Look through the material that follows and show every line with the string "nieto".

--*--

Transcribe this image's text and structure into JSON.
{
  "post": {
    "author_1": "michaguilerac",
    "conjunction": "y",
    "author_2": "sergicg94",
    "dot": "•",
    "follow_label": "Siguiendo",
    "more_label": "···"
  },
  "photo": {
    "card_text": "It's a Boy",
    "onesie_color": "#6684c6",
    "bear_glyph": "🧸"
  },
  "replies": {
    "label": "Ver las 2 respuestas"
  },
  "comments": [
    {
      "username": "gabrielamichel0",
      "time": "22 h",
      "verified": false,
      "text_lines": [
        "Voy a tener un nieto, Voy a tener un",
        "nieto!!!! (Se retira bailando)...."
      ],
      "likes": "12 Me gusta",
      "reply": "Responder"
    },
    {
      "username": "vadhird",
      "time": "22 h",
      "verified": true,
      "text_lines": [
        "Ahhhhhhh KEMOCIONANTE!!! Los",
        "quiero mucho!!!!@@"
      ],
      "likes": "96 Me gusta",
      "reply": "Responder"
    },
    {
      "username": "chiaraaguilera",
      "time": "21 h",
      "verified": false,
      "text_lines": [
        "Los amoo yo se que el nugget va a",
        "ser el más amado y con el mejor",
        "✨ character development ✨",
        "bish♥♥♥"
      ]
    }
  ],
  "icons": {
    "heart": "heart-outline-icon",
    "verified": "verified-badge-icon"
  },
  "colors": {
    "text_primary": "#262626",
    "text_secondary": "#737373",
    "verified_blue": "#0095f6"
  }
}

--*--

* [ANSWER TO THE EXERCISE]:
        "Voy a tener un nieto, Voy a tener un",
        "nieto!!!! (Se retira bailando)...."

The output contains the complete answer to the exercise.